- Opening Delimiter -

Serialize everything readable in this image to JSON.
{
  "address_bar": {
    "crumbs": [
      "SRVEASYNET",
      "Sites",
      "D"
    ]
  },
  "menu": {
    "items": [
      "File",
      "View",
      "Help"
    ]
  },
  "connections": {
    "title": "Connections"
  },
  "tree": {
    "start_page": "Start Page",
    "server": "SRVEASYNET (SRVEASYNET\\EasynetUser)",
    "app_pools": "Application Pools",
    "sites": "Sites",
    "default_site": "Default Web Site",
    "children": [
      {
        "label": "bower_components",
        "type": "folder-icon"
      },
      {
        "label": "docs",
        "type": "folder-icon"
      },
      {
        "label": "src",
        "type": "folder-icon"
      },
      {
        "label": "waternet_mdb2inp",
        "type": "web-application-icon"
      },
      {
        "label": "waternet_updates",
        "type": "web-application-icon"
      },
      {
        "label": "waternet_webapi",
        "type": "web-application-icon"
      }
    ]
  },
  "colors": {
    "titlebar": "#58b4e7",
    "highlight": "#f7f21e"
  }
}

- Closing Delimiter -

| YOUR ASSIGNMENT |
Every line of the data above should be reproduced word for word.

| RESULT OF THE TASK |
Serialize everything readable in this image to JSON.
{
  "address_bar": {
    "crumbs": [
      "SRVEASYNET",
      "Sites",
      "D"
    ]
  },
  "menu": {
    "items": [
      "File",
      "View",
      "Help"
    ]
  },
  "connections": {
    "title": "Connections"
  },
  "tree": {
    "start_page": "Start Page",
    "server": "SRVEASYNET (SRVEASYNET\\EasynetUser)",
    "app_pools": "Application Pools",
    "sites": "Sites",
    "default_site": "Default Web Site",
    "children": [
      {
        "label": "bower_components",
        "type": "folder-icon"
      },
      {
        "label": "docs",
        "type": "folder-icon"
      },
      {
        "label": "src",
        "type": "folder-icon"
      },
      {
        "label": "waternet_mdb2inp",
        "type": "web-application-icon"
      },
      {
        "label": "waternet_updates",
        "type": "web-application-icon"
      },
      {
        "label": "waternet_webapi",
        "type": "web-application-icon"
      }
    ]
  },
  "colors": {
    "titlebar": "#58b4e7",
    "highlight": "#f7f21e"
  }
}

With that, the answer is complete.